Aaron Coleman’s election to the Kansas House of Representatives would have been remarkable for a young candidate trying to overthrow an incumbent. But instead he let the state’s Democratic leaders say they will take “whatever steps are necessary” to ensure Mr. Coleman does not sit in the state legislature.

Mr. Coleman’s campaign over the summer was overshadowed by his confession that he sent revenge porn and bullied girls online in college.

In August, Mr Coleman, 20, won a Democratic primary over seven-term holder Stan Frownfelter by 14 votes. Mr. Coleman originally planned to step down as his party’s candidate, but then ran in the general election. Mr. Frownfelter ran as a written general election candidate and lost, the Kansas City Star reported.

“I want to let my political views be what people know me for,” Coleman said in an email Saturday.

Since Mr. Coleman’s election, Democratic leaders have distanced themselves from him and are seeking to make sure he is not seated, said Tom Sawyer, the Kansas House minority leader.

The Associated Press reported that party leaders took the stance after Mr Coleman made comments on Twitter that they saw as a threat to state Governor Laura Kelly, a Democrat.

A political agent provided the AP with a screenshot of one of Mr Coleman’s tweets, which has since been deleted, in which he said Ms Kelly would face an ‘extremely bloody’ Democratic primary race in two years.

“I’m not playing,” wrote Coleman, the AP reported. “People will realize that someday, when I tell you a hard blow, it’s real.”

Mr Coleman said he could have chosen his words better but his tweet had not been a call for physical violence.

“My tweets were a political call to action for progressives to come forward against establishment candidates,” said Coleman. “Many constituents in my riding have endorsed this statement and have read my tweets in context.”

Democratic heads of state, including Ms. Kelly and Vicki Hiatt, president of the Kansas Democratic Party, called Mr. Coleman “unfit to sit in the Kansas legislature.”

“Kansas House Democrats will take whatever steps are necessary to ensure Coleman does not sit in the Legislature,” said Minority Leader Sawyer. “With Republican cooperation, I believe we can resolve this issue and find a competent, stable, principled replacement to serve the 37th District.”

But Kansas House speaker Ron Ryckman told the Kansas City Star editorial board he “would be wary of any attempt to override the people’s vote.”

Mr Coleman admitted that at college he harassed girls online, calling a sixth grade girl fat and suggesting she should kill herself.
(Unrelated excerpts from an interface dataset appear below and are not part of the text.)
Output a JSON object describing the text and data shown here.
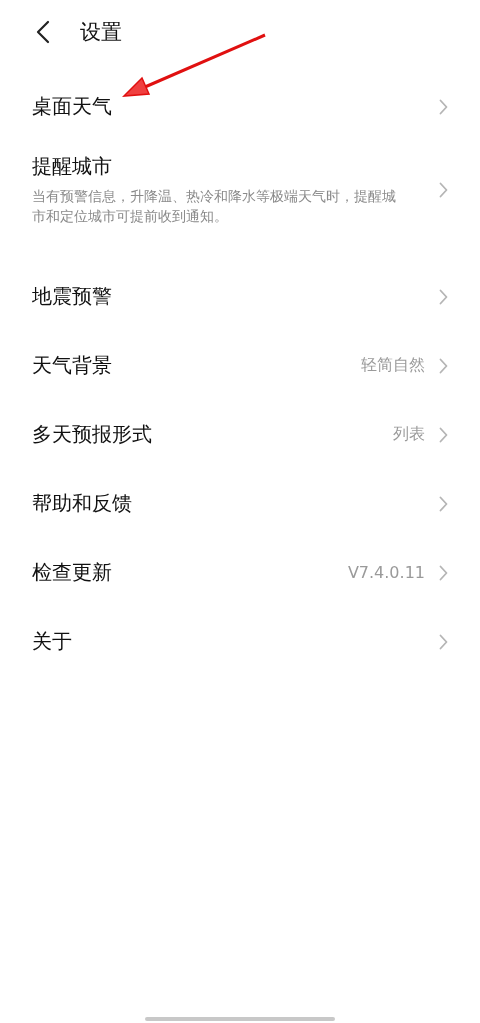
{
  "header": {
    "title": "设置"
  },
  "sections": [
    {
      "items": [
        {
          "title": "桌面天气"
        },
        {
          "title": "提醒城市",
          "description": "当有预警信息，升降温、热冷和降水等极端天气时，提醒城市和定位城市可提前收到通知。"
        }
      ]
    },
    {
      "items": [
        {
          "title": "地震预警"
        },
        {
          "title": "天气背景",
          "value": "轻简自然"
        },
        {
          "title": "多天预报形式",
          "value": "列表"
        },
        {
          "title": "帮助和反馈"
        },
        {
          "title": "检查更新",
          "value": "V7.4.0.11"
        },
        {
          "title": "关于"
        }
      ]
    }
  ]
}
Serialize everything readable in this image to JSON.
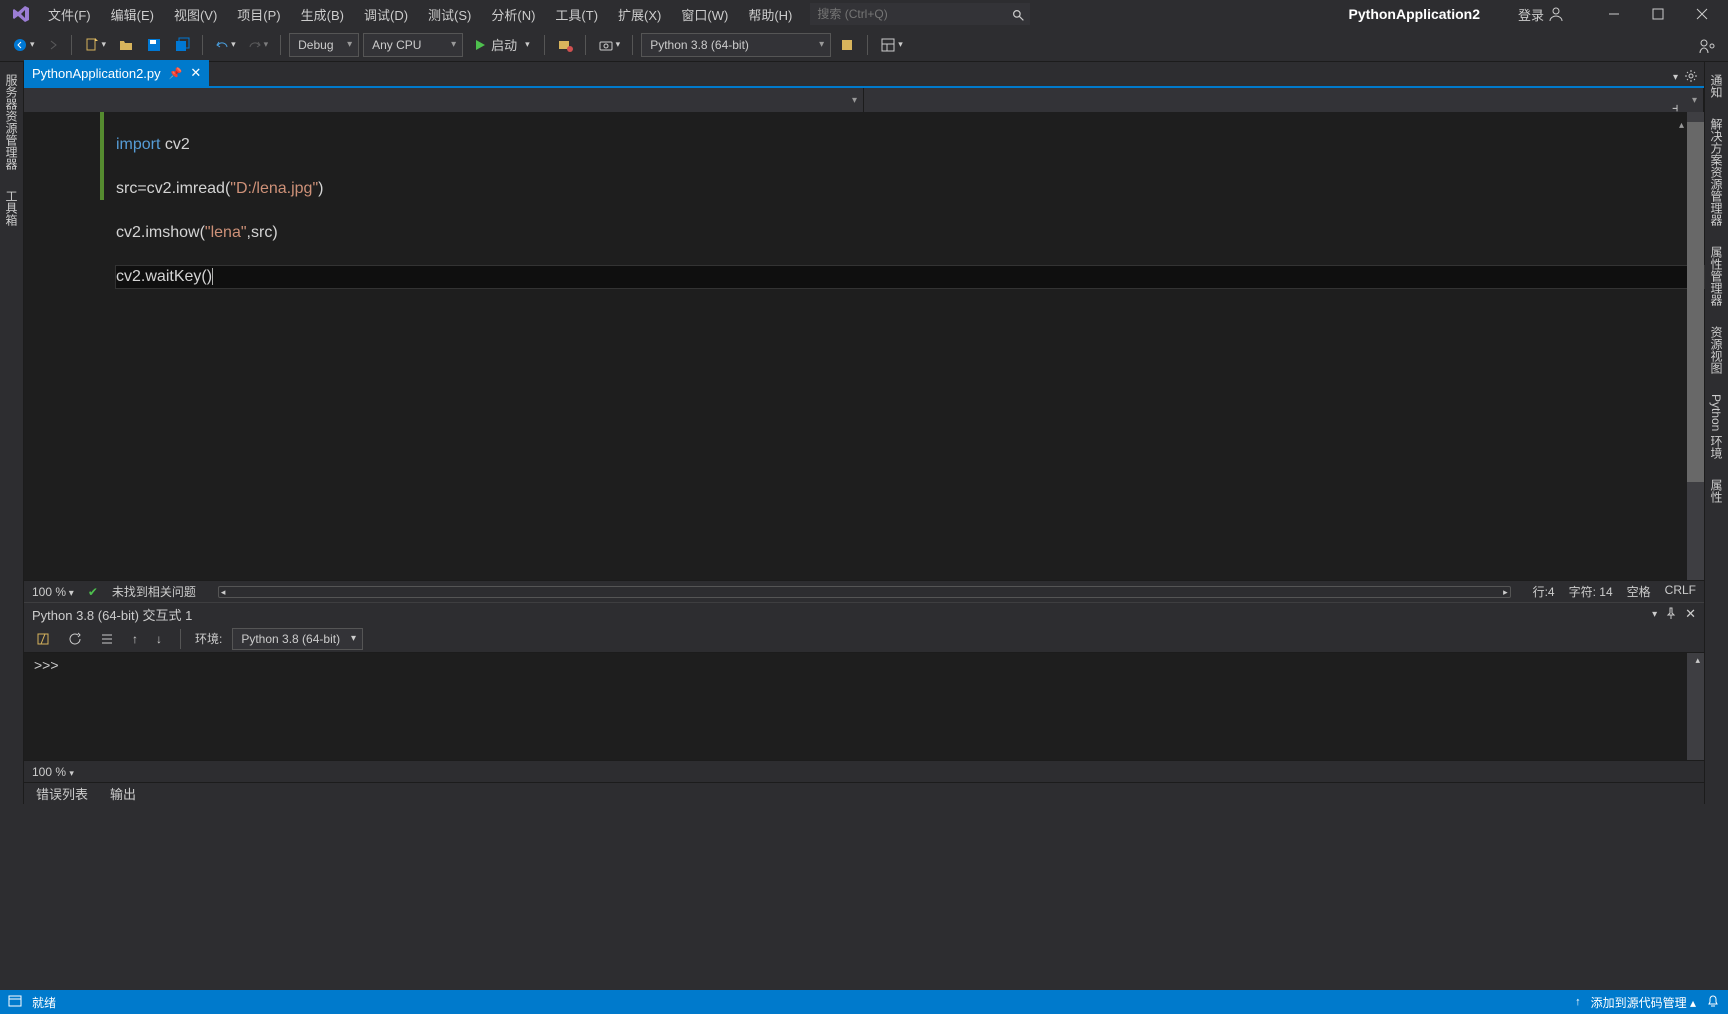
{
  "title": {
    "project": "PythonApplication2",
    "login": "登录"
  },
  "menu": [
    "文件(F)",
    "编辑(E)",
    "视图(V)",
    "项目(P)",
    "生成(B)",
    "调试(D)",
    "测试(S)",
    "分析(N)",
    "工具(T)",
    "扩展(X)",
    "窗口(W)",
    "帮助(H)"
  ],
  "search": {
    "placeholder": "搜索 (Ctrl+Q)"
  },
  "toolbar": {
    "config": "Debug",
    "platform": "Any CPU",
    "start": "启动",
    "python_env": "Python 3.8 (64-bit)"
  },
  "tab": {
    "name": "PythonApplication2.py"
  },
  "code": {
    "lines": [
      {
        "t": "import ",
        "kw": true,
        "rest": "cv2"
      },
      {
        "raw": "src=cv2.imread(\"D:/lena.jpg\")"
      },
      {
        "raw": "cv2.imshow(\"lena\",src)"
      },
      {
        "raw": "cv2.waitKey()",
        "active": true
      }
    ]
  },
  "editor_status": {
    "zoom": "100 %",
    "issues": "未找到相关问题",
    "line": "行:4",
    "col": "字符: 14",
    "ins": "空格",
    "eol": "CRLF"
  },
  "interactive": {
    "title": "Python 3.8 (64-bit) 交互式 1",
    "env_label": "环境:",
    "env": "Python 3.8 (64-bit)",
    "prompt": ">>> ",
    "zoom": "100 %"
  },
  "bottom_tabs": [
    "错误列表",
    "输出"
  ],
  "left_rail": [
    "服务器资源管理器",
    "工具箱"
  ],
  "right_rail": [
    "通知",
    "解决方案资源管理器",
    "属性管理器",
    "资源视图",
    "Python 环境",
    "属性"
  ],
  "statusbar": {
    "ready": "就绪",
    "scm": "添加到源代码管理"
  }
}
Seven years ago, he told another girl, who was 13 at the time, that he would circulate a photo of her naked if she didn’t send him more nude pictures. He ended up doing it.

The Kansas House of Representatives maintains accountability for its own members, said Richard E. Levy, professor of constitutional law at the University of Kansas. Mr. Coleman’s removal process would begin with a complaint and a committee investigation. The committee would write a report and a two-thirds vote in the House would then be required to remove a member from office.

Professor Levy said the rules and standards were quite vague as to when an MP could be expelled and for what offenses.

“It is possible that he could argue in the House of Representatives that he should not be removed or expelled because of behavior that has occurred some time in the past,” he told About Mr. Coleman. “And in the end, it would just depend on the vote.”

As for efforts to block or topple him, Mr Coleman told the AP: “As long as I don’t break the public’s trust and break my oath of office, you can’t overrule the results. of democracy. ”

Mr Coleman said that from now on he would like to be known for his political ideas and policies, including introducing a bill to legalize cannabis.

“I realize that not all representatives will have the same ideas as mine,” he said. “But I’m ready to work with anyone who wants to make positive change in Kansas,” he said.